> Gold medals: 10
> Total medals: 42
> GDP: $2.65 trillion
> Population: 66.5 million

France’s total medal count of 42 included 10 gold medals. The nation also had 18 silver and 14 bronze medals. The nation won six medals in boxing, six in track and field and five in judo, with a wide spread of other classes. France’s cost per gold medal would be $265 billion based on GDP, but its cost for each of the 42 medals in total would be $63 billion based on GDP.

8. South Korea
> Gold medals: 9
> Total medals: 21
> GDP: $1.85 trillion
> Population: 49.1 million

South Korea won 21 medals in total, with nine golds, followed by three silvers and nine bronzes. South Korea dominated in archery and taekwondo for five medals each. South Korea’s cost per gold medal would be $205 billion, but that drops to $88 billion each if count all Olympic medals versus GDP.

9. Italy
> Gold medals: 8
> Total medals: 28
> GDP: $2.17 trillion
> Population: 61.8 million

Italy’s 28 medals included eight golds, 12 silvers and eight bronzes. Italy took seven medals in shooting and four in fencing. Other multiple medals were won in judo, swimming, water polo, diving and rowing. Italy’s per medal cost on GDP would be $271 billion for eight gold medals and would be $77.5 billion for each of the 28 total medals.

10. Australia
> Gold medals: 8
> Total medals: 29
> GDP: $1.49 trillion
> Population: 22.7 million

Australia won an impressive 29 medals. Of those, there were eight gold medals, 11 silvers and 10 bronzes. Of the 29 medals in total, 10 came from swimming. Other areas with more than one medal were sailing, rowing, track and field and cycling. Australia’s cost on a GDP basis would be $186 billion per gold medal, or just $51.4 billion for each of the 29 total medals.

11. Netherlands
> Gold medals: 8
> Total medals: 19
> GDP: $832.6 billion
> Population: 16.95 million

The Netherlands had an impressive 19 total medals and eight golds for such a small country. It won seven silver and four bronze medals as well. Holland’s main winnings came from rowing, cycling, swimming and sailing. This nation’s cost per gold medal would be $104 billion, but for the total 19 medals that drops to $43.8 billion each on a medal per GDP calculation.

12. Hungary
> Gold medals: 8
> Total medals: 15
> GDP: $258.4 billion
> Population: 9.9 million

Hungary won an impressive 15 medals, with eight of them gold. It had three silver and four bronze medals. The nation can thank women’s swimming for the dominance, with seven swimming medals in total. It won three for canoeing and four in fencing. Hungary got away with a cost of a mere $32.3 billion cost per gold medal versus GDP, but that per medal cost versus GDP would drop to a mere $17.2 billion each.
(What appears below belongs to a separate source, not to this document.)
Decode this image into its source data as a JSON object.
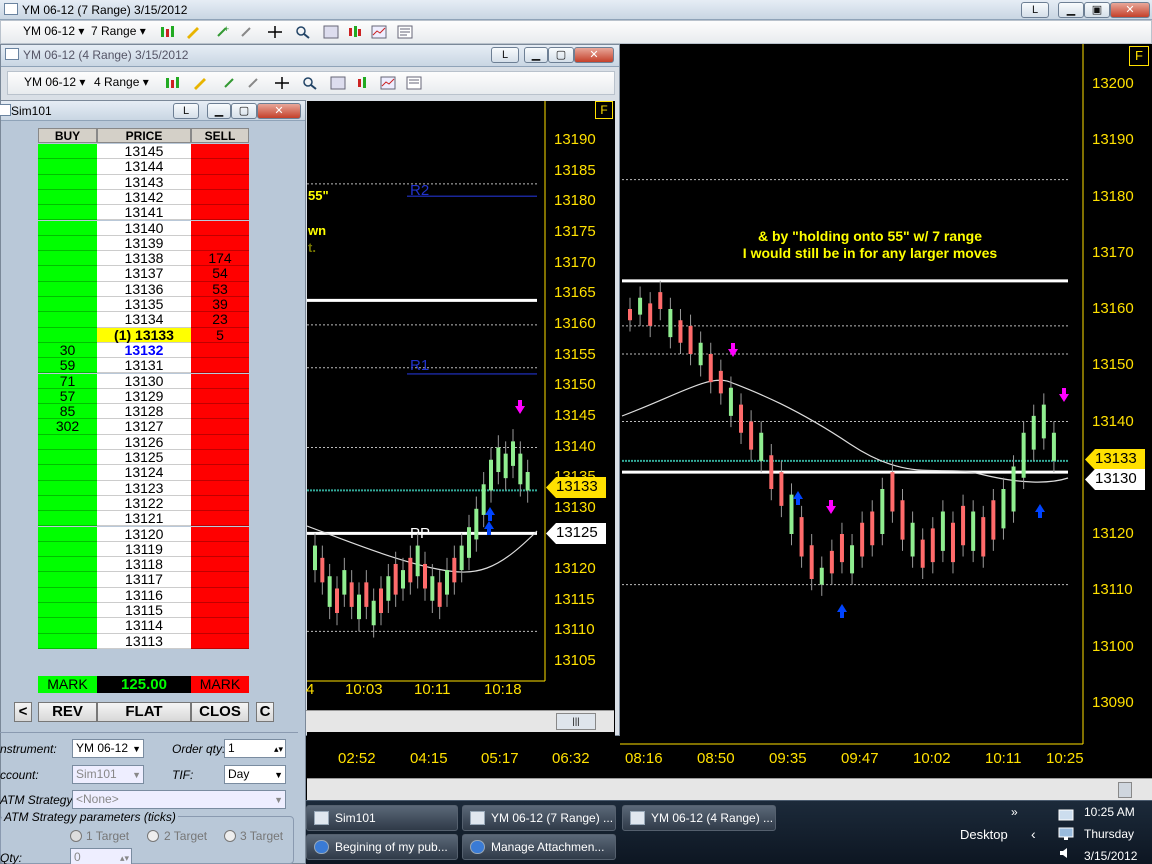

13. Brazil
> Gold medals: 7
> Total medals: 19
> GDP: $3.19 trillion
> Population: 204.2 million

Brazil was the host nation, and it may be disappointed in a total of 19 medals with such a large population and with an economy that is still hoping for recovery. Brazil won seven golds and six of each silver and bronze. Its main winnings were in beach volleyball, gymnastics, canoeing and judo. Brazil already spent a lot to host the Olympics, but its cost of gold metal versus GDP would be a whopping $455 billion. Against all 19 medals won, that per medal cost would drop to $168 billion each.